Professionally, I have multiple deadlines, a couple of lunch meetings and several conference calls.
Welcome to the end of school and the beginning of summer, probably the hardest time of the year for working and stay-at-home moms. While the dads come to most events, and some help more than others, for the most part we moms are the drivers, schedulers, organizers, finders of missing items one second before walking out the door, and huggers of children who at some point will realize they will not see their friends every day for the next two and a half months. I’d compare it to a roller coaster ride but it’s really more like a full-blown tornado.
I have screamed twice – once alone at the house and once at my kids who are incapable of not dumping everything they walk in the house with onto the living room floor. Yoga helps – if I can find the time to do it.
When I finished fifth grade, I got on the bus with my friends, went to someone’s house and we rode our bikes around the neighborhood and squirted each other with a hose.
When did the end of the school year become so complicated?
We’ve all read about overscheduled children but what about overscheduled parents? What about overscheduled end-of-the-year activities? Why does everything your child does have to be celebrated in a way that requires parental attendance? Don’t get me wrong, I adore my children and would do anything for them. But enough is enough.
Even if we try to keep after school activities to a minimum — to one or two activities per child — they still have to get there and get home. Throw an entire other layer of obligations on top of that and a corporate executive would crack under pressure.
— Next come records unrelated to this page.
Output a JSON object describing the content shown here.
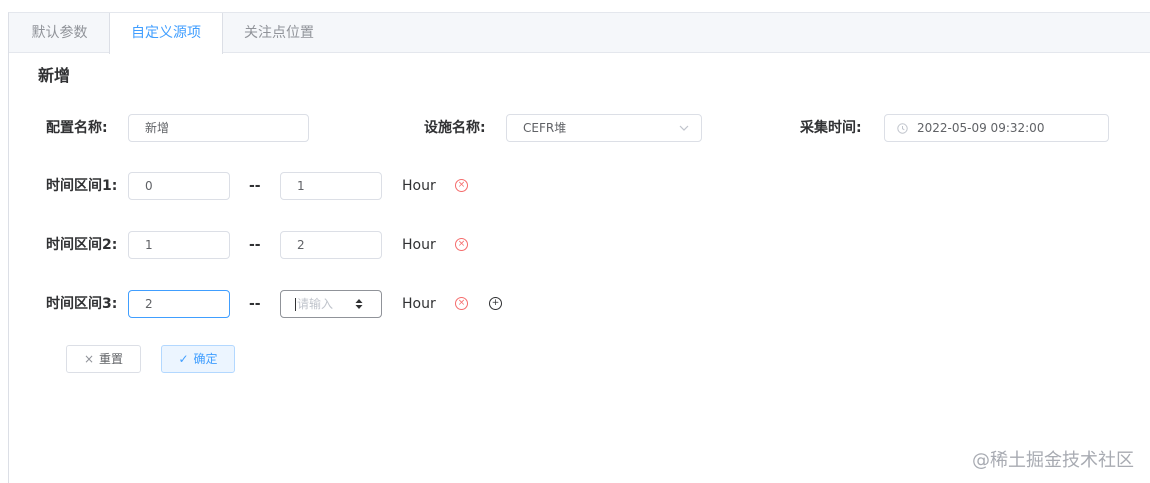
{
  "tabs": [
    {
      "label": "默认参数",
      "active": false
    },
    {
      "label": "自定义源项",
      "active": true
    },
    {
      "label": "关注点位置",
      "active": false
    }
  ],
  "form": {
    "title": "新增",
    "config_name_label": "配置名称:",
    "config_name_value": "新增",
    "facility_label": "设施名称:",
    "facility_value": "CEFR堆",
    "time_label": "采集时间:",
    "time_value": "2022-05-09 09:32:00",
    "intervals": [
      {
        "label": "时间区间1:",
        "start": "0",
        "end": "1",
        "unit": "Hour"
      },
      {
        "label": "时间区间2:",
        "start": "1",
        "end": "2",
        "unit": "Hour"
      },
      {
        "label": "时间区间3:",
        "start": "2",
        "end": "",
        "end_placeholder": "请输入",
        "unit": "Hour"
      }
    ],
    "separator": "--",
    "reset_label": "重置",
    "confirm_label": "确定"
  },
  "icons": {
    "remove": "circle-close-icon",
    "add": "circle-plus-icon",
    "clock": "clock-icon",
    "chevron": "chevron-down-icon",
    "stepper": "stepper-icon",
    "reset": "close-icon",
    "confirm": "check-icon"
  },
  "colors": {
    "accent": "#409eff",
    "danger": "#f56c6c",
    "border": "#dcdfe6"
  },
  "watermark": "@稀土掘金技术社区"
}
I should be able to give some salient advice to other parents about this end of school time, since my kids are a bit older and I have plenty of practice. But whatever I say is going to end up sounding like every parenting article you’ve ever read.
So instead, I will tell you what a parent whose kids are in college said to me the other day about coping with the end-of-the-school-year madness.
She said, “You don’t have to always say yes.” And that, although we may feel guilty about following it, is great advice.